**Data listing**
• • • • • • •

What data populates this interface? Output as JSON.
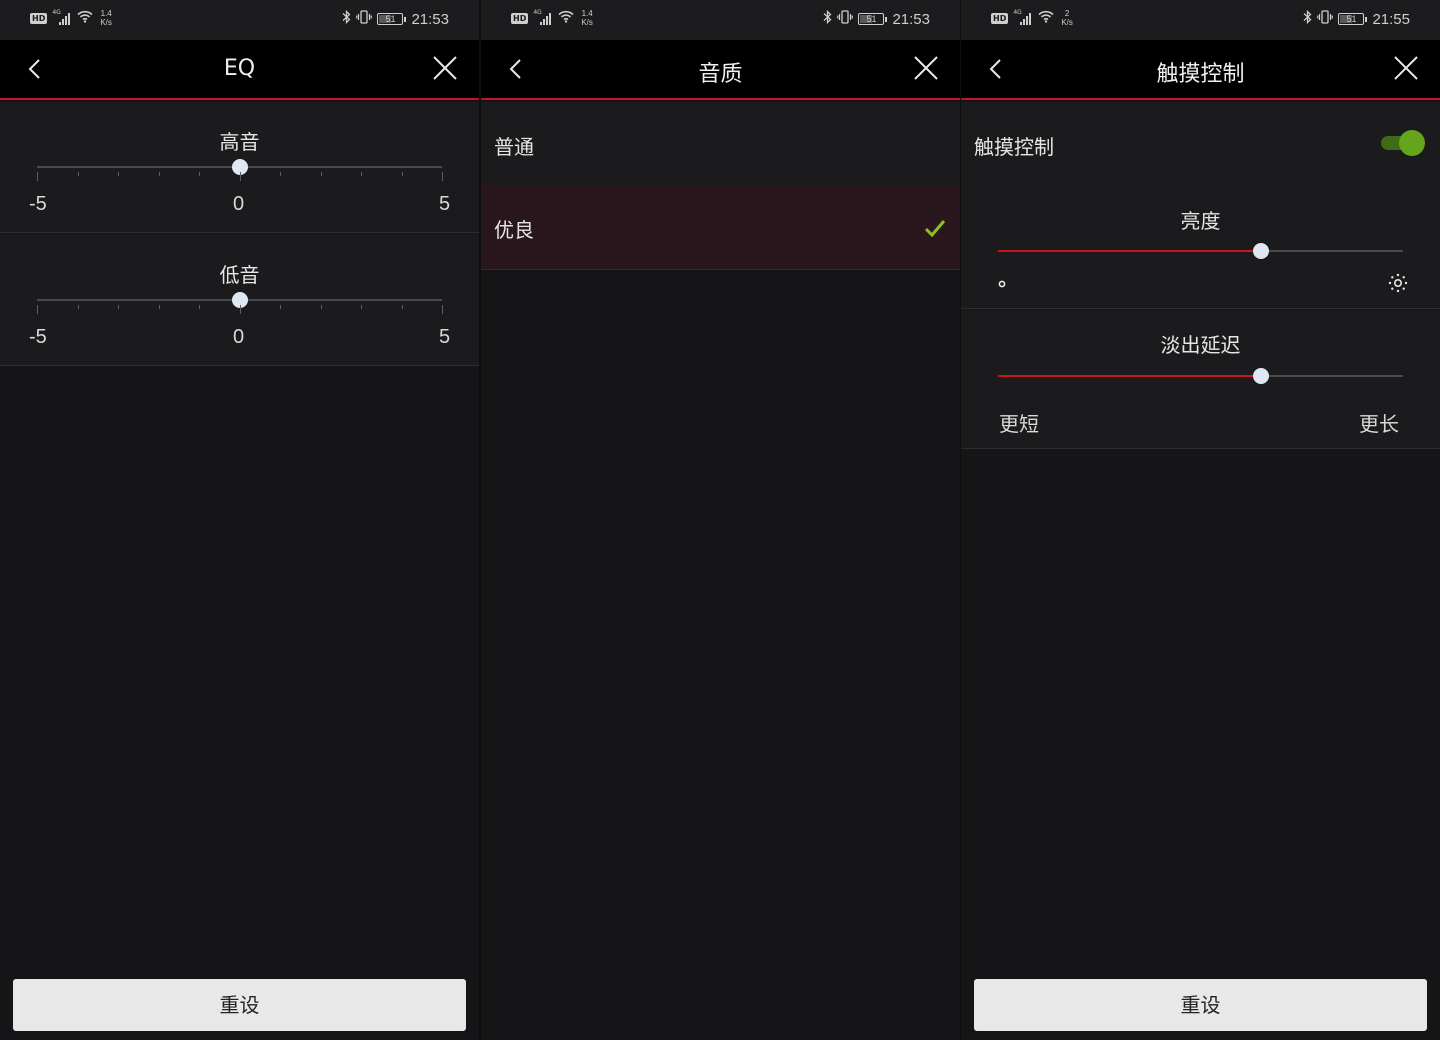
{
  "colors": {
    "accent_red": "#c4161c",
    "check_green": "#8bc21f",
    "toggle_green": "#64a51c",
    "slider_thumb": "#dfe8f2"
  },
  "screens": [
    {
      "status": {
        "hd": "HD",
        "network": "4G",
        "speed": "1.4",
        "speed_unit": "K/s",
        "battery": "51",
        "time": "21:53"
      },
      "title": "EQ",
      "back_icon": "chevron-left-icon",
      "close_icon": "close-icon",
      "sliders": [
        {
          "label": "高音",
          "min": -5,
          "max": 5,
          "value": 0,
          "min_label": "-5",
          "mid_label": "0",
          "max_label": "5"
        },
        {
          "label": "低音",
          "min": -5,
          "max": 5,
          "value": 0,
          "min_label": "-5",
          "mid_label": "0",
          "max_label": "5"
        }
      ],
      "reset_label": "重设"
    },
    {
      "status": {
        "hd": "HD",
        "network": "4G",
        "speed": "1.4",
        "speed_unit": "K/s",
        "battery": "51",
        "time": "21:53"
      },
      "title": "音质",
      "back_icon": "chevron-left-icon",
      "close_icon": "close-icon",
      "options": [
        {
          "label": "普通",
          "selected": false
        },
        {
          "label": "优良",
          "selected": true
        }
      ]
    },
    {
      "status": {
        "hd": "HD",
        "network": "4G",
        "speed": "2",
        "speed_unit": "K/s",
        "battery": "51",
        "time": "21:55"
      },
      "title": "触摸控制",
      "back_icon": "chevron-left-icon",
      "close_icon": "close-icon",
      "toggle": {
        "label": "触摸控制",
        "on": true
      },
      "brightness": {
        "label": "亮度",
        "value": 0.65,
        "min_icon": "dim-dot-icon",
        "max_icon": "brightness-sun-icon"
      },
      "fade_delay": {
        "label": "淡出延迟",
        "value": 0.65,
        "min_label": "更短",
        "max_label": "更长"
      },
      "reset_label": "重设"
    }
  ]
}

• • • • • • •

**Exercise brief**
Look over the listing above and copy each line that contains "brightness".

**Reply**
      "brightness": {
        "max_icon": "brightness-sun-icon"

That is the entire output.